    The Army Chief’s seven day visit to the United States would certainly strengthen cooperation at the highest levels of defence policy making bodies. The ongoing struggle against terrorism in Pakistan and Afghanistan, proliferation threats surrounding India in East Asia and West Asia, and several other security concerns spanning the globe make it imperative for India and the United States to coordinate their defence strategies and build institutional cooperation to meet the common threats.

    Manmohan Singh – The First State Guest

    The next milestone in India-US relations under the Obama Administration was the Singh-Obama summit in Washington. Prime Minister Manmohan Singh was invited by President Barack Obama as the first state guest of his administration. This is the highest honour given to a foreign dignitary by an American President who takes charge after winning the presidential election.

    This honour signalled the importance the Obama Administration attached to its India policy. What then was the outcome of the summit? First of all, in a joint press conference, President Obama said that “as nuclear “powers” the two countries would fight proliferation of nuclear weapons and work towards the establishment of a nuclear weapon free world. Right in front of the media and in the very presence of the Indian Prime Minister, referring to India as a nuclear power lent legitimacy and credibility to the de facto status of India as a nuclear weapon power.

    Secondly, the two leaders stated their commitment for an early and full implementation of the 123 agreement. As was made known subsequently, an agreement on reprocessing of spent nuclear fuel was on the last legs of negotiations when Prime Minister Singh landed in Washington.

    Thirdly, a new bilateral initiative to forge agricultural cooperation even in third countries and the announcement of a new “Obama-Singh” initiative to expand educational exchanges were strategic in nature aimed at strengthening the long term strategic partnership.

    While bilateral cooperation in counter-terrorism would continue, it was clear during the summit that differences in methods and approaches would remain diverse. Obama made it quite clear that Pakistan would continue to be the frontline state in his administration’s war against the Taliban and al Qaeda.

    Last, but not the least, the summit seems to have set at rest concerns that the Obama Administration was seeking to outsource the solution of South Asian problems to China. This was the impression created by a joint Obama-Hu Jintao statement during Obama’s China trip. But President Obama made an unambiguous statement that his administration sees in India an emerging global player and an Asian leader and vowed to cooperate with India in maintaining peace and stability in Asia.

    The Obama administration’s earlier statements on Kashmir and its attempt to bracket India with Afghanistan and Pakistan and the statement in China did produce certain disquiet and concern in India. But the Obama-Singh summit appears to have removed these misunderstandings, if any.

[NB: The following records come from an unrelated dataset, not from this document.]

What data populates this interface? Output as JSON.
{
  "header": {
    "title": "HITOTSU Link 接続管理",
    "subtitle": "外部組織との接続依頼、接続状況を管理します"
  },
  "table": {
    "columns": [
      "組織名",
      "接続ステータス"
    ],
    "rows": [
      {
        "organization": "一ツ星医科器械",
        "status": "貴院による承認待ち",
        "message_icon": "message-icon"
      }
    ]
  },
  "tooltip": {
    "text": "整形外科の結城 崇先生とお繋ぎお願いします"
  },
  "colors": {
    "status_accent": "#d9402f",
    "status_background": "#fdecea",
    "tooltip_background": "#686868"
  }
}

    The first year of the Clinton Administration had also brought no good news for India. American official statements on Kashmir, delay in receiving the credential from the Indian ambassador, activities of the non-proliferation lobby and invocation of Special and Super 301 clauses against India did not augur well for India-US relations. Though the eight years of the Clinton Administration witnessed new heights and a new abyss in bilateral relations, it ended with a new architecture of relationship.

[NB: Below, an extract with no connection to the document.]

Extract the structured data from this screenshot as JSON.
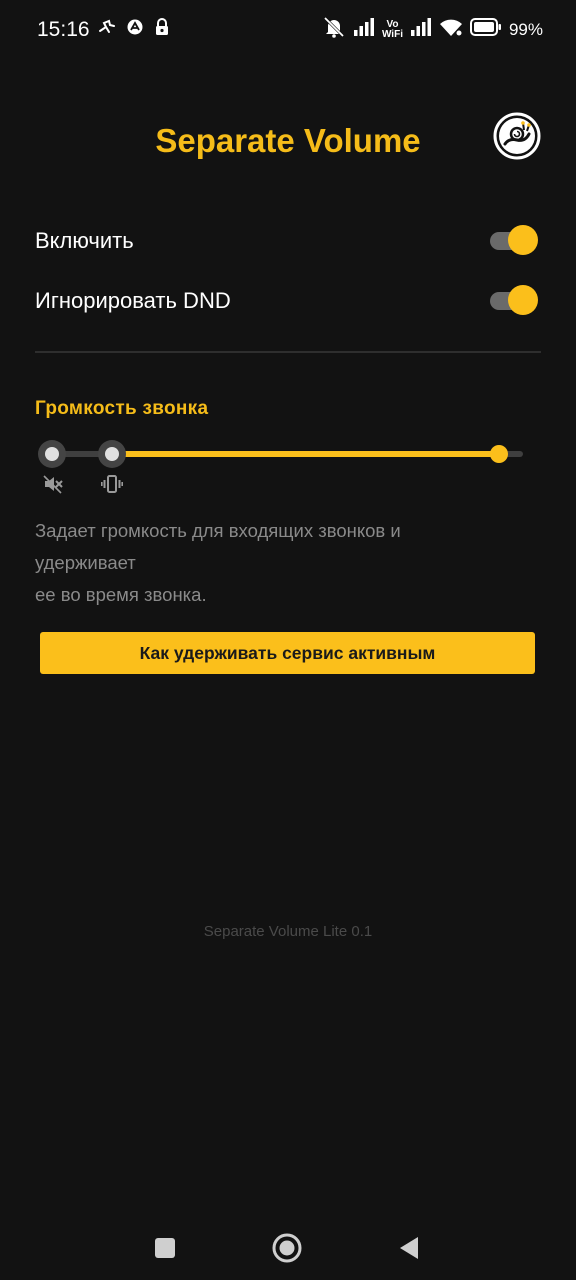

    Clinton’s successor, George W. Bush, gave a proper shape to this architecture. The very first year of the Bush Administration provided adequate evidence to suggest that a new paradigm of bilateral ties would be in place. After consistent improvement in India-US relations during the eight years of Bush Administration, the early months of Obama Administration proved disappointing and raised concerns about a possible return to the bad old days of the relationship. But before the end of the first year, President Obama gave enough hints that the new paradigm of Indo-US relations is here to stay.